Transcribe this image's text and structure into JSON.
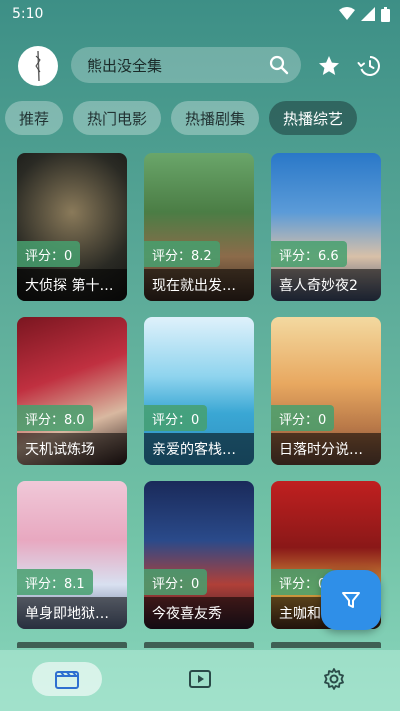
{
  "status": {
    "time": "5:10"
  },
  "search": {
    "placeholder": "熊出没全集",
    "value": "熊出没全集"
  },
  "tabs": [
    {
      "label": "推荐",
      "active": false
    },
    {
      "label": "热门电影",
      "active": false
    },
    {
      "label": "热播剧集",
      "active": false
    },
    {
      "label": "热播综艺",
      "active": true
    }
  ],
  "cards": [
    {
      "title": "大侦探 第十…",
      "score": "评分：0"
    },
    {
      "title": "现在就出发…",
      "score": "评分：8.2"
    },
    {
      "title": "喜人奇妙夜2",
      "score": "评分：6.6"
    },
    {
      "title": "天机试炼场",
      "score": "评分：8.0"
    },
    {
      "title": "亲爱的客栈…",
      "score": "评分：0"
    },
    {
      "title": "日落时分说…",
      "score": "评分：0"
    },
    {
      "title": "单身即地狱…",
      "score": "评分：8.1"
    },
    {
      "title": "今夜喜友秀",
      "score": "评分：0"
    },
    {
      "title": "主咖和…",
      "score": "评分：0"
    }
  ],
  "icons": {
    "search": "search-icon",
    "star": "star-icon",
    "history": "history-icon",
    "filter": "filter-icon",
    "movie": "film-icon",
    "play": "play-icon",
    "settings": "gear-icon"
  },
  "colors": {
    "accent": "#2f8fe8",
    "score_bg": "#46a06e"
  }
}
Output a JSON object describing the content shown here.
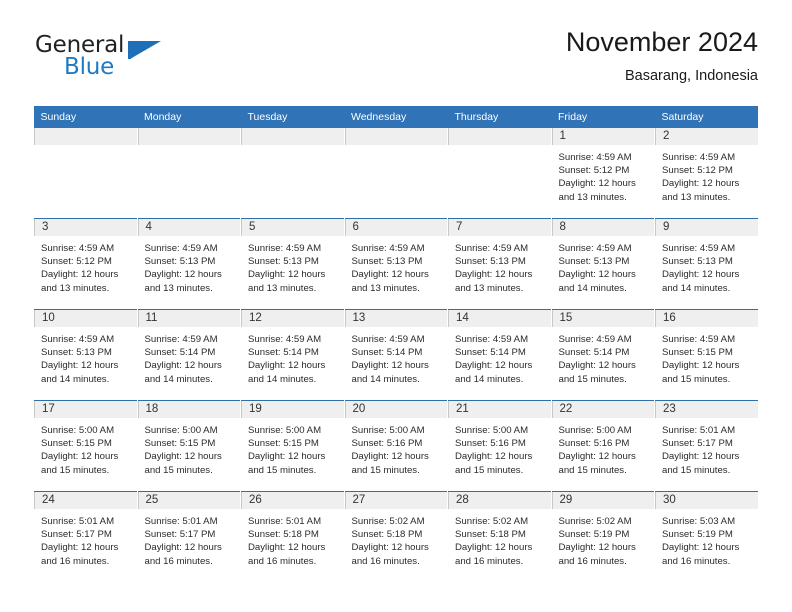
{
  "brand": {
    "name_part1": "General",
    "name_part2": "Blue"
  },
  "header": {
    "title": "November 2024",
    "subtitle": "Basarang, Indonesia"
  },
  "calendar": {
    "weekday_headers": [
      "Sunday",
      "Monday",
      "Tuesday",
      "Wednesday",
      "Thursday",
      "Friday",
      "Saturday"
    ],
    "labels": {
      "sunrise": "Sunrise:",
      "sunset": "Sunset:",
      "daylight": "Daylight:"
    },
    "accent_color": "#3073b7",
    "daynum_band_color": "#efefef",
    "weeks": [
      [
        {
          "day": "",
          "empty": true
        },
        {
          "day": "",
          "empty": true
        },
        {
          "day": "",
          "empty": true
        },
        {
          "day": "",
          "empty": true
        },
        {
          "day": "",
          "empty": true
        },
        {
          "day": "1",
          "sunrise": "Sunrise: 4:59 AM",
          "sunset": "Sunset: 5:12 PM",
          "daylight1": "Daylight: 12 hours",
          "daylight2": "and 13 minutes."
        },
        {
          "day": "2",
          "sunrise": "Sunrise: 4:59 AM",
          "sunset": "Sunset: 5:12 PM",
          "daylight1": "Daylight: 12 hours",
          "daylight2": "and 13 minutes."
        }
      ],
      [
        {
          "day": "3",
          "sunrise": "Sunrise: 4:59 AM",
          "sunset": "Sunset: 5:12 PM",
          "daylight1": "Daylight: 12 hours",
          "daylight2": "and 13 minutes."
        },
        {
          "day": "4",
          "sunrise": "Sunrise: 4:59 AM",
          "sunset": "Sunset: 5:13 PM",
          "daylight1": "Daylight: 12 hours",
          "daylight2": "and 13 minutes."
        },
        {
          "day": "5",
          "sunrise": "Sunrise: 4:59 AM",
          "sunset": "Sunset: 5:13 PM",
          "daylight1": "Daylight: 12 hours",
          "daylight2": "and 13 minutes."
        },
        {
          "day": "6",
          "sunrise": "Sunrise: 4:59 AM",
          "sunset": "Sunset: 5:13 PM",
          "daylight1": "Daylight: 12 hours",
          "daylight2": "and 13 minutes."
        },
        {
          "day": "7",
          "sunrise": "Sunrise: 4:59 AM",
          "sunset": "Sunset: 5:13 PM",
          "daylight1": "Daylight: 12 hours",
          "daylight2": "and 13 minutes."
        },
        {
          "day": "8",
          "sunrise": "Sunrise: 4:59 AM",
          "sunset": "Sunset: 5:13 PM",
          "daylight1": "Daylight: 12 hours",
          "daylight2": "and 14 minutes."
        },
        {
          "day": "9",
          "sunrise": "Sunrise: 4:59 AM",
          "sunset": "Sunset: 5:13 PM",
          "daylight1": "Daylight: 12 hours",
          "daylight2": "and 14 minutes."
        }
      ],
      [
        {
          "day": "10",
          "sunrise": "Sunrise: 4:59 AM",
          "sunset": "Sunset: 5:13 PM",
          "daylight1": "Daylight: 12 hours",
          "daylight2": "and 14 minutes."
        },
        {
          "day": "11",
          "sunrise": "Sunrise: 4:59 AM",
          "sunset": "Sunset: 5:14 PM",
          "daylight1": "Daylight: 12 hours",
          "daylight2": "and 14 minutes."
        },
        {
          "day": "12",
          "sunrise": "Sunrise: 4:59 AM",
          "sunset": "Sunset: 5:14 PM",
          "daylight1": "Daylight: 12 hours",
          "daylight2": "and 14 minutes."
        },
        {
          "day": "13",
          "sunrise": "Sunrise: 4:59 AM",
          "sunset": "Sunset: 5:14 PM",
          "daylight1": "Daylight: 12 hours",
          "daylight2": "and 14 minutes."
        },
        {
          "day": "14",
          "sunrise": "Sunrise: 4:59 AM",
          "sunset": "Sunset: 5:14 PM",
          "daylight1": "Daylight: 12 hours",
          "daylight2": "and 14 minutes."
        },
        {
          "day": "15",
          "sunrise": "Sunrise: 4:59 AM",
          "sunset": "Sunset: 5:14 PM",
          "daylight1": "Daylight: 12 hours",
          "daylight2": "and 15 minutes."
        },
        {
          "day": "16",
          "sunrise": "Sunrise: 4:59 AM",
          "sunset": "Sunset: 5:15 PM",
          "daylight1": "Daylight: 12 hours",
          "daylight2": "and 15 minutes."
        }
      ],
      [
        {
          "day": "17",
          "sunrise": "Sunrise: 5:00 AM",
          "sunset": "Sunset: 5:15 PM",
          "daylight1": "Daylight: 12 hours",
          "daylight2": "and 15 minutes."
        },
        {
          "day": "18",
          "sunrise": "Sunrise: 5:00 AM",
          "sunset": "Sunset: 5:15 PM",
          "daylight1": "Daylight: 12 hours",
          "daylight2": "and 15 minutes."
        },
        {
          "day": "19",
          "sunrise": "Sunrise: 5:00 AM",
          "sunset": "Sunset: 5:15 PM",
          "daylight1": "Daylight: 12 hours",
          "daylight2": "and 15 minutes."
        },
        {
          "day": "20",
          "sunrise": "Sunrise: 5:00 AM",
          "sunset": "Sunset: 5:16 PM",
          "daylight1": "Daylight: 12 hours",
          "daylight2": "and 15 minutes."
        },
        {
          "day": "21",
          "sunrise": "Sunrise: 5:00 AM",
          "sunset": "Sunset: 5:16 PM",
          "daylight1": "Daylight: 12 hours",
          "daylight2": "and 15 minutes."
        },
        {
          "day": "22",
          "sunrise": "Sunrise: 5:00 AM",
          "sunset": "Sunset: 5:16 PM",
          "daylight1": "Daylight: 12 hours",
          "daylight2": "and 15 minutes."
        },
        {
          "day": "23",
          "sunrise": "Sunrise: 5:01 AM",
          "sunset": "Sunset: 5:17 PM",
          "daylight1": "Daylight: 12 hours",
          "daylight2": "and 15 minutes."
        }
      ],
      [
        {
          "day": "24",
          "sunrise": "Sunrise: 5:01 AM",
          "sunset": "Sunset: 5:17 PM",
          "daylight1": "Daylight: 12 hours",
          "daylight2": "and 16 minutes."
        },
        {
          "day": "25",
          "sunrise": "Sunrise: 5:01 AM",
          "sunset": "Sunset: 5:17 PM",
          "daylight1": "Daylight: 12 hours",
          "daylight2": "and 16 minutes."
        },
        {
          "day": "26",
          "sunrise": "Sunrise: 5:01 AM",
          "sunset": "Sunset: 5:18 PM",
          "daylight1": "Daylight: 12 hours",
          "daylight2": "and 16 minutes."
        },
        {
          "day": "27",
          "sunrise": "Sunrise: 5:02 AM",
          "sunset": "Sunset: 5:18 PM",
          "daylight1": "Daylight: 12 hours",
          "daylight2": "and 16 minutes."
        },
        {
          "day": "28",
          "sunrise": "Sunrise: 5:02 AM",
          "sunset": "Sunset: 5:18 PM",
          "daylight1": "Daylight: 12 hours",
          "daylight2": "and 16 minutes."
        },
        {
          "day": "29",
          "sunrise": "Sunrise: 5:02 AM",
          "sunset": "Sunset: 5:19 PM",
          "daylight1": "Daylight: 12 hours",
          "daylight2": "and 16 minutes."
        },
        {
          "day": "30",
          "sunrise": "Sunrise: 5:03 AM",
          "sunset": "Sunset: 5:19 PM",
          "daylight1": "Daylight: 12 hours",
          "daylight2": "and 16 minutes."
        }
      ]
    ]
  }
}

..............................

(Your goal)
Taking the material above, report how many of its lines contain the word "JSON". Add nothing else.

(Response to the exercise)
2